Hyperopia, or farsightedness, is a condition that has similar symptoms. In both conditions, distant objects are clear but closer objects becomes blurry. However, they are different disorders. Hyperopia is a refractive error that may be present at birth and can develop into presbyopia as they age.



The lens of the eyes changes its shape to focus light onto the retina so we can see. During our younger years, the lens is soft and flexible and can easily change its shape. This will let us change our focus on objects. After turning 40, the lens becomes more stiff, preventing it to change shape easily making us to have difficulty in reading or do close-up works and tasks.



There is no cure for presbyopia, nor can it be reversed. But it can be treated with:

· Eyeglasses

· Contact lenses

· Surgery – if you do not want to wear glasses or contact lenses, you can talk to your ophthalmologist about surgical procedures for presbyopia, such as conductive keratoplasty, LASIK surgery, photorefractive keratectomy, lens implants or corneal inlays.



Presbyopia is not considered a disease, but a natural part of aging that affects the vision. Which means that there is no way in preventing it fully, but there are steps that you can take to keep your eyes healthy.

· Get regular eye exams

· Reduce eyestrain by keeping your home and workplace well-lit

· Wear sunglasses when going put to protect your eyes from ultraviolet rays

· Control chronic conditions like diabetes and high blood pressure as they can affect the vision if left untreated

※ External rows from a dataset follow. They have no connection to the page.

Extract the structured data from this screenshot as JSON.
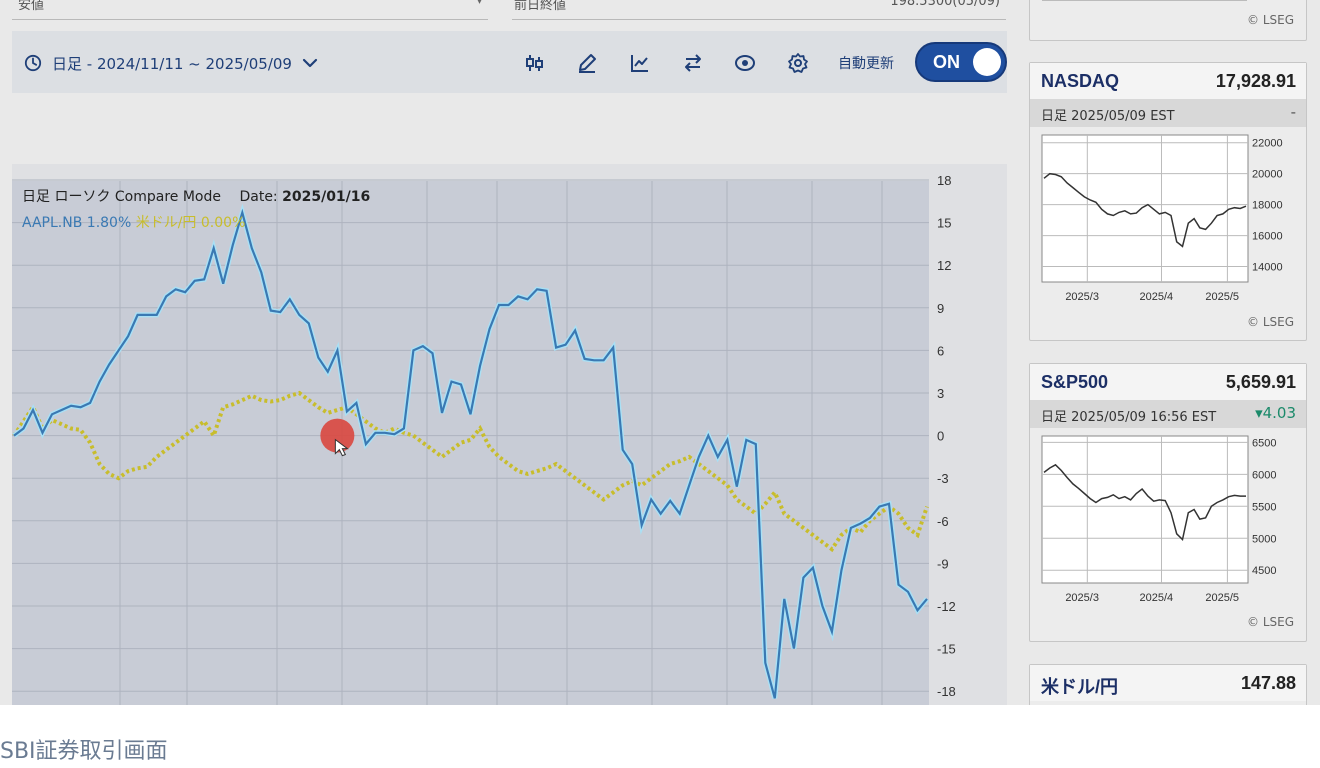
{
  "top_fields": {
    "left_label": "安値",
    "right_label": "前日終値",
    "right_value": "198.5300(05/09)"
  },
  "toolbar": {
    "range_label": "日足 - 2024/11/11 ~ 2025/05/09",
    "auto_update_label": "自動更新",
    "toggle_label": "ON",
    "icons": [
      "clock-icon",
      "chevron-down-icon",
      "candlestick-icon",
      "pencil-icon",
      "line-chart-icon",
      "swap-icon",
      "eye-icon",
      "gear-icon"
    ]
  },
  "chart_data": {
    "type": "line",
    "mode_label": "日足 ローソク Compare Mode",
    "date_label": "Date:",
    "date_value": "2025/01/16",
    "ylim": [
      -18,
      18
    ],
    "yticks": [
      18,
      15,
      12,
      9,
      6,
      3,
      0,
      -3,
      -6,
      -9,
      -12,
      -15,
      -18
    ],
    "series": [
      {
        "name": "AAPL.NB",
        "pct_label": "1.80%",
        "color": "#3a79b3",
        "values": [
          0,
          0.5,
          1.8,
          0.2,
          1.5,
          1.8,
          2.1,
          2.0,
          2.3,
          3.8,
          5,
          6,
          7,
          8.5,
          8.5,
          8.5,
          9.8,
          10.3,
          10.1,
          10.9,
          11.0,
          13.2,
          10.7,
          13.4,
          15.7,
          13.2,
          11.5,
          8.8,
          8.7,
          9.6,
          8.5,
          7.9,
          5.5,
          4.5,
          6.0,
          1.7,
          2.3,
          -0.6,
          0.2,
          0.2,
          0.1,
          0.5,
          6.0,
          6.3,
          5.8,
          1.6,
          3.8,
          3.6,
          1.5,
          4.9,
          7.5,
          9.2,
          9.2,
          9.8,
          9.6,
          10.3,
          10.2,
          6.2,
          6.4,
          7.4,
          5.4,
          5.3,
          5.3,
          6.2,
          -1.0,
          -2.0,
          -6.3,
          -4.5,
          -5.5,
          -4.6,
          -5.5,
          -3.5,
          -1.5,
          0,
          -1.5,
          -0.3,
          -3.6,
          -0.3,
          -0.6,
          -16.0,
          -18.5,
          -11.5,
          -15.0,
          -10.0,
          -9.3,
          -12.0,
          -13.8,
          -9.5,
          -6.5,
          -6.2,
          -5.8,
          -5.0,
          -4.8,
          -10.5,
          -11.0,
          -12.3,
          -11.5
        ]
      },
      {
        "name": "米ドル/円",
        "pct_label": "0.00%",
        "color": "#c8bd2c",
        "values": [
          0,
          1.0,
          2.0,
          0.5,
          1.1,
          0.8,
          0.5,
          0.4,
          -0.5,
          -2.0,
          -2.7,
          -3.0,
          -2.5,
          -2.3,
          -2.2,
          -1.5,
          -1.0,
          -0.5,
          0,
          0.5,
          1.0,
          0,
          2.0,
          2.2,
          2.5,
          2.8,
          2.5,
          2.4,
          2.5,
          2.8,
          3.0,
          2.5,
          2.0,
          1.6,
          1.8,
          2.0,
          1.5,
          1.0,
          0.5,
          0.2,
          0.5,
          0.2,
          0,
          -0.5,
          -1.0,
          -1.5,
          -1.0,
          -0.5,
          -0.3,
          0.5,
          -0.8,
          -1.5,
          -2.0,
          -2.5,
          -2.7,
          -2.5,
          -2.3,
          -2.0,
          -2.5,
          -3.0,
          -3.5,
          -4.0,
          -4.5,
          -4.0,
          -3.5,
          -3.2,
          -3.5,
          -3.0,
          -2.5,
          -2.0,
          -1.8,
          -1.5,
          -2.0,
          -2.5,
          -3.0,
          -3.5,
          -4.5,
          -5.0,
          -5.5,
          -4.8,
          -4.0,
          -5.5,
          -6.0,
          -6.5,
          -7.0,
          -7.5,
          -8.0,
          -7.0,
          -6.5,
          -6.8,
          -6.0,
          -5.5,
          -5.0,
          -5.5,
          -6.5,
          -7.0,
          -5.0
        ]
      }
    ],
    "cursor": {
      "index": 34,
      "value": 0
    }
  },
  "cards": [
    {
      "name": "NASDAQ",
      "value": "17,928.91",
      "date": "日足 2025/05/09 EST",
      "change": "-",
      "change_dir": "flat",
      "lseg": "© LSEG",
      "yticks": [
        "22000",
        "20000",
        "18000",
        "16000",
        "14000"
      ],
      "ylim": [
        13000,
        22500
      ],
      "xticks": [
        "2025/3",
        "2025/4",
        "2025/5"
      ],
      "values": [
        19700,
        20000,
        19950,
        19800,
        19400,
        19100,
        18800,
        18500,
        18300,
        18150,
        17700,
        17400,
        17300,
        17500,
        17600,
        17400,
        17450,
        17800,
        18000,
        17700,
        17400,
        17500,
        17300,
        15600,
        15300,
        16800,
        17100,
        16500,
        16400,
        16800,
        17300,
        17400,
        17700,
        17800,
        17750,
        17900
      ]
    },
    {
      "name": "S&P500",
      "value": "5,659.91",
      "date": "日足 2025/05/09 16:56 EST",
      "change": "▾4.03",
      "change_dir": "down",
      "lseg": "© LSEG",
      "yticks": [
        "6500",
        "6000",
        "5500",
        "5000",
        "4500"
      ],
      "ylim": [
        4300,
        6600
      ],
      "xticks": [
        "2025/3",
        "2025/4",
        "2025/5"
      ],
      "values": [
        6030,
        6100,
        6150,
        6060,
        5950,
        5850,
        5780,
        5700,
        5620,
        5560,
        5620,
        5640,
        5680,
        5620,
        5650,
        5600,
        5700,
        5770,
        5660,
        5580,
        5600,
        5590,
        5400,
        5070,
        4980,
        5400,
        5450,
        5300,
        5320,
        5500,
        5560,
        5600,
        5650,
        5670,
        5660,
        5660
      ]
    },
    {
      "name": "米ドル/円",
      "value": "147.88"
    }
  ],
  "nasdaq_top_clip": {
    "lseg": "© LSEG"
  },
  "caption": "SBI証券取引画面"
}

Make sure to see your Doral eye doctor right away if you notice problems in your vision, such as seeing flashes of light, blurry vision, or have suddenly lose vision in one of your eye, as they can be a symptom of a more serious condition.